Plants exposed to high carbon dioxide levels in a University of Illinois study lost their ability to produce jasmonic acid, a hormone which starts, when insects attack, a chain of chemical reactions in plant leaves leading to the production of a compound called a protease inhibitor, say UI professors May Berenbaum and Evan DeLucia.
Soybeans use protease inhibitor to protect themselves against damaging pests, Japanese and Western corn root worm beetles in the UI study, published online today by the Proceedings of the National Academy of Sciences. Insects that ingest the protease inhibitor, a type of protein called an enzyme, are unable to digest the leaves properly, eat less and die sooner.
Absent the compound, adult insects feast, live longer and produce more offspring – and do more damage. Berenbaum, who heads the UI Entomology Department, DeLucia, head of the Plant Biology Department, and colleagues want to study whether the effect occurs in other plants, where defensive methods may differ.
Still, Berenbaum said the results raise a new concern in the complex web of impacts from climate change. One school of thought has plants benefitting from more carbon dioxide by accelerating photosynthesis and boosting plant growth.
"That's the multimillion-dollar question," Berenbaum said when asked if the enhanced photosynthesis might offset damage like that identified in the UI study, as well as increased damage from caterpillars and other insect larvae, aphids and other pests likely to thrive with warming.

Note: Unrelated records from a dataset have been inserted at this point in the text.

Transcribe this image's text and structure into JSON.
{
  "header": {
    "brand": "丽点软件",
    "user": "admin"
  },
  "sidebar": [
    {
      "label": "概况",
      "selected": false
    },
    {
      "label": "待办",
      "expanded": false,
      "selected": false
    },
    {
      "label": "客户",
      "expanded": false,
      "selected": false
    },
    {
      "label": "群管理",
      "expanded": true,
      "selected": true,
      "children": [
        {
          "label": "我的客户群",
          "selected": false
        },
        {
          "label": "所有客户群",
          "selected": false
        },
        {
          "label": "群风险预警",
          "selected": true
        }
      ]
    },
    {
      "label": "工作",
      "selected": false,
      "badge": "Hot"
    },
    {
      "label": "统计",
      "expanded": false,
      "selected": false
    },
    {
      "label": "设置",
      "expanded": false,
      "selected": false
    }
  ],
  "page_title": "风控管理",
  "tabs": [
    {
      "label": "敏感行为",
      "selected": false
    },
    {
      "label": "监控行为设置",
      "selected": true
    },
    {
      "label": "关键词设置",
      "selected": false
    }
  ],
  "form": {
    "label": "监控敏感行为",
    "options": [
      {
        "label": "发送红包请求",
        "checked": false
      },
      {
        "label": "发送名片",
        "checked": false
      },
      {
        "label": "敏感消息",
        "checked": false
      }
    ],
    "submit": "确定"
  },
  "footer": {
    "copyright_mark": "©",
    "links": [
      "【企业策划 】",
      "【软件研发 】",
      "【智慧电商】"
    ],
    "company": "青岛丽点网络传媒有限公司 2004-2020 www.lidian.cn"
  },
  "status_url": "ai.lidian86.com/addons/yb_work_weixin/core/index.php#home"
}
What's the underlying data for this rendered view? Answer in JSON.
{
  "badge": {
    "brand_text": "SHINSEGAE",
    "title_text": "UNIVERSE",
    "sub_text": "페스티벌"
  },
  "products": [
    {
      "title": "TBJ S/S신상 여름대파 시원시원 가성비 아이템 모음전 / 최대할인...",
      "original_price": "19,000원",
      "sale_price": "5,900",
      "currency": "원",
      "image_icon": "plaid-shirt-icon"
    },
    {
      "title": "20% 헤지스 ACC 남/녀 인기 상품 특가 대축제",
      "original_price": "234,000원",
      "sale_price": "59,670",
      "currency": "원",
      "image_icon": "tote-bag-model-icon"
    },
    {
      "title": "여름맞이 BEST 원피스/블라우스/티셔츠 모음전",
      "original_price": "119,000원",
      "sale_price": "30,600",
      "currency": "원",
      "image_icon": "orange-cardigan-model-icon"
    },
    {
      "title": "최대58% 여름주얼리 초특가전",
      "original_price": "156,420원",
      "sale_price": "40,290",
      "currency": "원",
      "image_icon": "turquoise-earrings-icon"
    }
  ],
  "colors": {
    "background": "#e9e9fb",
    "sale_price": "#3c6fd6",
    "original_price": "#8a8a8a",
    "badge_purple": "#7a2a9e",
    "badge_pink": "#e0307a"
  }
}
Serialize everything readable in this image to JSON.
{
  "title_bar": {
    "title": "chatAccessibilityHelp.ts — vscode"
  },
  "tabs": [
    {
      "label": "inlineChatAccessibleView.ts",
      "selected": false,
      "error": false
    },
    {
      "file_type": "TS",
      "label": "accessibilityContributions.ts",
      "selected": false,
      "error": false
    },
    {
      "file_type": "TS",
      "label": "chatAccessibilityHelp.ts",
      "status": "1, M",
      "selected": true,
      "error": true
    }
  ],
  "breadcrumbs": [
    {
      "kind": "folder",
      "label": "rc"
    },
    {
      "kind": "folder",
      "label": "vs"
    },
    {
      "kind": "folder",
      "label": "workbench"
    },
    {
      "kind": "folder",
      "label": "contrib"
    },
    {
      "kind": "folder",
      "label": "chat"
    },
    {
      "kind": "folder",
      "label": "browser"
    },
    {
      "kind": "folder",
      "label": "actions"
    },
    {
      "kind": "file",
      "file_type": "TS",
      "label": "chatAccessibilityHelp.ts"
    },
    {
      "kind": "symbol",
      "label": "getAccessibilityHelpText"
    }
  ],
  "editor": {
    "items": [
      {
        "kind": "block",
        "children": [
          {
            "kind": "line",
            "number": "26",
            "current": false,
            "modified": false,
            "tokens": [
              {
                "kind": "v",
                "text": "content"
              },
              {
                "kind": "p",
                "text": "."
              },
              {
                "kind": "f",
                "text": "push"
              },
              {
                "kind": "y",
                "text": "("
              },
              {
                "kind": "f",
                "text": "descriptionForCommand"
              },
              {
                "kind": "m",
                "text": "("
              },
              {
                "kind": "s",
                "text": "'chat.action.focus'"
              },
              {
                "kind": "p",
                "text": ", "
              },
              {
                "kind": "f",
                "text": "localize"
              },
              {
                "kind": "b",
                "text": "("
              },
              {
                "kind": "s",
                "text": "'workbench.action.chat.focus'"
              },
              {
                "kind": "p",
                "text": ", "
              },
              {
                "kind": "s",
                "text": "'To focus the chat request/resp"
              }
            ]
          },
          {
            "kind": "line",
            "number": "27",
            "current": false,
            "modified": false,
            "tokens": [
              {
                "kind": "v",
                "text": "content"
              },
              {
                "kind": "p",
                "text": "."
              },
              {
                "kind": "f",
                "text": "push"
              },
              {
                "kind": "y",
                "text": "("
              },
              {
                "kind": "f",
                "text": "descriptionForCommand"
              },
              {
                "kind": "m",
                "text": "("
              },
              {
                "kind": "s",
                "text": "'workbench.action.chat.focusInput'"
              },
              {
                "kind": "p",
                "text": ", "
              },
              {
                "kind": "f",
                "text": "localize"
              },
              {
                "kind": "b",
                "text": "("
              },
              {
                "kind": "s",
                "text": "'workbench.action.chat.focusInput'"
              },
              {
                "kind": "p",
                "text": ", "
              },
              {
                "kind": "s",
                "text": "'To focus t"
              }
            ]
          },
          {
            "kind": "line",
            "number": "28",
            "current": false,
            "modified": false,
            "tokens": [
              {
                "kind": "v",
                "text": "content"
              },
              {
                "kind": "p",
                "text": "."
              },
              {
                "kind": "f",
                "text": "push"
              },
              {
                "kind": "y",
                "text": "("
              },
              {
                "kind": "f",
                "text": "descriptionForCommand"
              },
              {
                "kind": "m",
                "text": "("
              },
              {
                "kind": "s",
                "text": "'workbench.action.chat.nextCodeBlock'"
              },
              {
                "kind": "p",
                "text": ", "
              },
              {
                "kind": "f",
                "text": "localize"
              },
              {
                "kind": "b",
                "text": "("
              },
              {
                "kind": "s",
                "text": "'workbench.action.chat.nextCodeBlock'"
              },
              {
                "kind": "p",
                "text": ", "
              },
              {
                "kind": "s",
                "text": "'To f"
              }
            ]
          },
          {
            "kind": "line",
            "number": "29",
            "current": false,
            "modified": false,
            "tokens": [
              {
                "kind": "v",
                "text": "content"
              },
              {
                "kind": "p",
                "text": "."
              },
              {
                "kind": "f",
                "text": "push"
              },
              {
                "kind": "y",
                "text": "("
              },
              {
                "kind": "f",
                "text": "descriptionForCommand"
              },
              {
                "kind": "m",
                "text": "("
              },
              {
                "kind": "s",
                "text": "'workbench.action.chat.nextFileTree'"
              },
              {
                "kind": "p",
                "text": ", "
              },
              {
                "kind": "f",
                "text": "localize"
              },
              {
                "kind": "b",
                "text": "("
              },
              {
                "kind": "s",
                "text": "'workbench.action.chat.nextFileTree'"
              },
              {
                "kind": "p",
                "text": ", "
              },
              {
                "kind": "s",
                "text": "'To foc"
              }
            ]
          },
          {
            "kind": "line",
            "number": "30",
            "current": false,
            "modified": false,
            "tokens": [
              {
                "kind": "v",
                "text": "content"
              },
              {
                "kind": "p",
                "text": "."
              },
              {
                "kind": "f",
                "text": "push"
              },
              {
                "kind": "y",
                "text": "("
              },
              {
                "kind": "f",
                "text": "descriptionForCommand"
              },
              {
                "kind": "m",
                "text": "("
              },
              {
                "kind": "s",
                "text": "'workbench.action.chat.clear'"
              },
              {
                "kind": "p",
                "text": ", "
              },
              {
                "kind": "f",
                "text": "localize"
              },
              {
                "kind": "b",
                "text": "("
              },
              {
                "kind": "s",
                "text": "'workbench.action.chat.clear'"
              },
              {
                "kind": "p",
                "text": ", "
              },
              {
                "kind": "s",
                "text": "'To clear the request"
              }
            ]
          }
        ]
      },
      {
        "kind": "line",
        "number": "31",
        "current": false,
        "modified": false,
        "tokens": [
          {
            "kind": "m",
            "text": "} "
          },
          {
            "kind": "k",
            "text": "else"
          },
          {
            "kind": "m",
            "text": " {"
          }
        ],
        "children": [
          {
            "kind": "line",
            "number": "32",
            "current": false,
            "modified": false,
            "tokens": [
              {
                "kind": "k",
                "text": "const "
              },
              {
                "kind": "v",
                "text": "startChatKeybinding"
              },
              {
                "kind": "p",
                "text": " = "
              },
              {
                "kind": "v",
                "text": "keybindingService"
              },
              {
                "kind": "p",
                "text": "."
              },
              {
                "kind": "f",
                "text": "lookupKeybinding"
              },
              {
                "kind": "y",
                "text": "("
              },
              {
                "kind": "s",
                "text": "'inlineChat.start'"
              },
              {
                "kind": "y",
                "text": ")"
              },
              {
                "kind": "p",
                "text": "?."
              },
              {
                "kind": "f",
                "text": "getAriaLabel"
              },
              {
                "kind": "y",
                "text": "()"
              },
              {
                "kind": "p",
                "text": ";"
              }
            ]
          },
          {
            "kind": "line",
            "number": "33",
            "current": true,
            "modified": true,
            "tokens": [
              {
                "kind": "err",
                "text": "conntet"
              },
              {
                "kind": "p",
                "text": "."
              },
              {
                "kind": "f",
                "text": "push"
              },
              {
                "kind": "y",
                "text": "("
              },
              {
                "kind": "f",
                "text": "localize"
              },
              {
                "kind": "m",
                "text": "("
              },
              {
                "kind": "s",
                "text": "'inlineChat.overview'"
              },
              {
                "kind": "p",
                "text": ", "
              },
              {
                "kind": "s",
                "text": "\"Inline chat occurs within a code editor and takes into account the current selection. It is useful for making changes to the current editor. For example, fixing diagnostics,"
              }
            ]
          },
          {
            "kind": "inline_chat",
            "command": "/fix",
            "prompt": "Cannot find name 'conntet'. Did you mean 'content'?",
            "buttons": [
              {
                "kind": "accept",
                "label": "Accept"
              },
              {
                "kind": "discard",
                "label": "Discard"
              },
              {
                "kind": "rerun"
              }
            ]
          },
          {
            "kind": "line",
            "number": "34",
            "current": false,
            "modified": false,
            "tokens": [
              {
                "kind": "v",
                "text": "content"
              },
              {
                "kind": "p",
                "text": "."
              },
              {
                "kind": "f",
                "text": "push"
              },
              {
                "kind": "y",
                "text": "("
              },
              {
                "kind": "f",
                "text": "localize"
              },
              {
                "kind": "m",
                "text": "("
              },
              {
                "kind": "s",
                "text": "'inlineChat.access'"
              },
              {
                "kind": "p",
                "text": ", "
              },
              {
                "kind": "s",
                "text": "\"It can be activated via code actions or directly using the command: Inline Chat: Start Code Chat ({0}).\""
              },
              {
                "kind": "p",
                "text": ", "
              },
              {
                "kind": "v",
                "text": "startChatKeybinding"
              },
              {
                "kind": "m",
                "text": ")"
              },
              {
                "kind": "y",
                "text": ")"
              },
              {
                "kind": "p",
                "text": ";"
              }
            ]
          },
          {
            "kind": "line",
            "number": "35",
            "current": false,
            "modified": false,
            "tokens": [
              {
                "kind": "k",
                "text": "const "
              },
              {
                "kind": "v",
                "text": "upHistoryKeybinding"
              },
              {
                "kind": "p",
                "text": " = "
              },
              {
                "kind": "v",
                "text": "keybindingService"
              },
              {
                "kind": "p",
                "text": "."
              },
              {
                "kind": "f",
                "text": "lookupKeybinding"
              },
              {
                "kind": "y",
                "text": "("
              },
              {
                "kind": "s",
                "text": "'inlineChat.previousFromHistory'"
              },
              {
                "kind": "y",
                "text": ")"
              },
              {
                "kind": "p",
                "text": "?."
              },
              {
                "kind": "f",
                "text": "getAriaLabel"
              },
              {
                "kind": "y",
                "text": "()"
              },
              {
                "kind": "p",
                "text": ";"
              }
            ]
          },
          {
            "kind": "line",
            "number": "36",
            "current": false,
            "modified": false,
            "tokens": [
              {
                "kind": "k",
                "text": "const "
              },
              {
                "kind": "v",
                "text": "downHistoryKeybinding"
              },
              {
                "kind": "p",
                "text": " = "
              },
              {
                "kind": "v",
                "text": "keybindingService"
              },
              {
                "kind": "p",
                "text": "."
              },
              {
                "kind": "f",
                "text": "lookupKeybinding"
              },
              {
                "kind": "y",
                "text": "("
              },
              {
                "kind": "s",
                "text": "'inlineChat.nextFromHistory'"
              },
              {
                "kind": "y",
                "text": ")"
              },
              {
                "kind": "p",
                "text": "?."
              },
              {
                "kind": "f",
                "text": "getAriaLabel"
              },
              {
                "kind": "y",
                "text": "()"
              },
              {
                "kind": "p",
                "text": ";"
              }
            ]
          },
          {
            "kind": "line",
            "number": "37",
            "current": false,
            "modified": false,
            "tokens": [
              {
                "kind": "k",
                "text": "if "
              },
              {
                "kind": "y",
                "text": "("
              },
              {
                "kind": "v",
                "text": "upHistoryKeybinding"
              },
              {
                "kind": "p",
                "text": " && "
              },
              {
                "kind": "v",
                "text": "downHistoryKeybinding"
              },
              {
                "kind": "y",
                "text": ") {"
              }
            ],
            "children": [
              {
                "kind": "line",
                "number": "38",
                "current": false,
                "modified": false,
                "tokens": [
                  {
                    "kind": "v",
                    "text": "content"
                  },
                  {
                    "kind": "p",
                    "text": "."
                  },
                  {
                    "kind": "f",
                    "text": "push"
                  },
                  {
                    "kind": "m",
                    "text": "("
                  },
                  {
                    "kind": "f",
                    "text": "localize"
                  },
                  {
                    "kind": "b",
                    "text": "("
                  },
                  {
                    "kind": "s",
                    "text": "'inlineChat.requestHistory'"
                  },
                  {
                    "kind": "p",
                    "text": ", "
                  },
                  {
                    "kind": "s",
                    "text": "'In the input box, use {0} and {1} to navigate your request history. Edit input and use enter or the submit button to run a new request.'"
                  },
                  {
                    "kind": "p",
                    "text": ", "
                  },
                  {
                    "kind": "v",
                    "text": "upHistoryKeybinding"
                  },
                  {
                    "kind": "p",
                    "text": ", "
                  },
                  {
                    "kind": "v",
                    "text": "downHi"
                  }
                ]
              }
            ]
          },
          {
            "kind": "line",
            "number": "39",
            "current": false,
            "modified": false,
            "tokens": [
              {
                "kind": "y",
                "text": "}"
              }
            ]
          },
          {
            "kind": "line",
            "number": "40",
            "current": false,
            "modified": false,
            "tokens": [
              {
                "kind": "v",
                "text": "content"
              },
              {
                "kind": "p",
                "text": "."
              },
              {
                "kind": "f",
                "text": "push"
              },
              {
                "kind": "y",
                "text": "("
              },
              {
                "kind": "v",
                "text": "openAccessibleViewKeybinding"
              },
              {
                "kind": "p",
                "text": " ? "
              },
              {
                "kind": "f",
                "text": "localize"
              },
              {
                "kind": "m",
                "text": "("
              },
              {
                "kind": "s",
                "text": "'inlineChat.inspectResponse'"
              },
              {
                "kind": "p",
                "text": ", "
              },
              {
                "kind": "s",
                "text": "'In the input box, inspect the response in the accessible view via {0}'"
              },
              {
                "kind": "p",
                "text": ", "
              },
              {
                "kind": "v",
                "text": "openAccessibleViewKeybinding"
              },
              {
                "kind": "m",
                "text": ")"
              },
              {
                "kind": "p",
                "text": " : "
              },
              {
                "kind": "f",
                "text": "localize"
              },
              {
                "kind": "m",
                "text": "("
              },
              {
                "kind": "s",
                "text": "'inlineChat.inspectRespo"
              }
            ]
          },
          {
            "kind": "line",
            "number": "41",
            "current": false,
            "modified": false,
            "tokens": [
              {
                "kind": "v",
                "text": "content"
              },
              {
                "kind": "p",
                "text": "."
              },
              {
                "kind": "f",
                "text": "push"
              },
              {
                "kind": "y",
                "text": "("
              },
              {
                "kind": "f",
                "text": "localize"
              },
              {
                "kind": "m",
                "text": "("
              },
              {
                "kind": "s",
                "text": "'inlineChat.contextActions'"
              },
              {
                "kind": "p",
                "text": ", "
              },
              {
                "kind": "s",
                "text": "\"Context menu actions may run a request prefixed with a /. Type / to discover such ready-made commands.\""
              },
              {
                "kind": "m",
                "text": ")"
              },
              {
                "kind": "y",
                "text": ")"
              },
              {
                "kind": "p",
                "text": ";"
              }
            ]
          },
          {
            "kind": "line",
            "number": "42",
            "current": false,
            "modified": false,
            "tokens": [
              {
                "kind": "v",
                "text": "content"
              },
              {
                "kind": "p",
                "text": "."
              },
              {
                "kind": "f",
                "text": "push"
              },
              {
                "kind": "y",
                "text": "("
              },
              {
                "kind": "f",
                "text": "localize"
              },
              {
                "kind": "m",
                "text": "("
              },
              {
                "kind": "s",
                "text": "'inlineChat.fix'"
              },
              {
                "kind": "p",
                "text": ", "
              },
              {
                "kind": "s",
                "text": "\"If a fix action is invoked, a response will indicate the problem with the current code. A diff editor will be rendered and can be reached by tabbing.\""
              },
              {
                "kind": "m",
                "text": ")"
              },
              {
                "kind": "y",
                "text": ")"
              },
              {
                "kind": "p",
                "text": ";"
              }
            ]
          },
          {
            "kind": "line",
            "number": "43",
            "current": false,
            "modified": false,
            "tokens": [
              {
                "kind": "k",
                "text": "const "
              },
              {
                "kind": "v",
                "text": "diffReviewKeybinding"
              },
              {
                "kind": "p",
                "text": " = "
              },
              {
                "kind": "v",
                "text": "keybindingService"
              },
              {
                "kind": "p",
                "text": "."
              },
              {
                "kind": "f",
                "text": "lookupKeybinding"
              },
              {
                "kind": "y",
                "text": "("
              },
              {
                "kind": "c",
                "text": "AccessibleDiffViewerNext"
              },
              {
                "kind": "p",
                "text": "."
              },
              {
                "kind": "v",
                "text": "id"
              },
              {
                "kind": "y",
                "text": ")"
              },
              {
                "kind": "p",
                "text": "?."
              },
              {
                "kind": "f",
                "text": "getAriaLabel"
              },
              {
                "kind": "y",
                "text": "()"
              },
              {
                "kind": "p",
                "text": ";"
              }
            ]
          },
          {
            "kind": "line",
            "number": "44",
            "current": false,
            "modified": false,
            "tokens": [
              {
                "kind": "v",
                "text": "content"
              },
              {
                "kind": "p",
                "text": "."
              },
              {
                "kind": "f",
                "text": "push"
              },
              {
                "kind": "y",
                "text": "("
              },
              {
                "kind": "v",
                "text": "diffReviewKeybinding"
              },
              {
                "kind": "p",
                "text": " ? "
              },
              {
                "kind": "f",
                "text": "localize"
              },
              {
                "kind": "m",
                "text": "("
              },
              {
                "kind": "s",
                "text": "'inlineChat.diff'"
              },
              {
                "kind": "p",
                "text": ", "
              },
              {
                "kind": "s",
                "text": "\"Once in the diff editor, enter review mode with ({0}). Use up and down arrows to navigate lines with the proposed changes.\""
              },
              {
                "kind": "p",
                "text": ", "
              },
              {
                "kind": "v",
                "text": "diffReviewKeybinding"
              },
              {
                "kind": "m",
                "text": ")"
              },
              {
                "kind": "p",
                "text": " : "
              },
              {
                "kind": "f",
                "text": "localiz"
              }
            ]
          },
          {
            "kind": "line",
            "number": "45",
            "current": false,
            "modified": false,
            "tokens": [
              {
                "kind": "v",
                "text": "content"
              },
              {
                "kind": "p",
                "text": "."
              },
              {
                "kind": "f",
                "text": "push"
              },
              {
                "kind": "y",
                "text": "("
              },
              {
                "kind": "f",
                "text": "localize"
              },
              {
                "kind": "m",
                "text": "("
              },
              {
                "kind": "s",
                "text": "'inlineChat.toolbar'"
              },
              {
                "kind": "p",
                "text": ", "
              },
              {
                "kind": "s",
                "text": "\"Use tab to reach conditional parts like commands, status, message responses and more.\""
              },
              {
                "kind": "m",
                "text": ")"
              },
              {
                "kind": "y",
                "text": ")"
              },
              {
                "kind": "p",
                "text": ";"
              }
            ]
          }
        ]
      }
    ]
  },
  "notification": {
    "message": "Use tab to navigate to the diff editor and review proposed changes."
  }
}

"I think (their study) undermines the assumption that everything is going to be rosy," she said.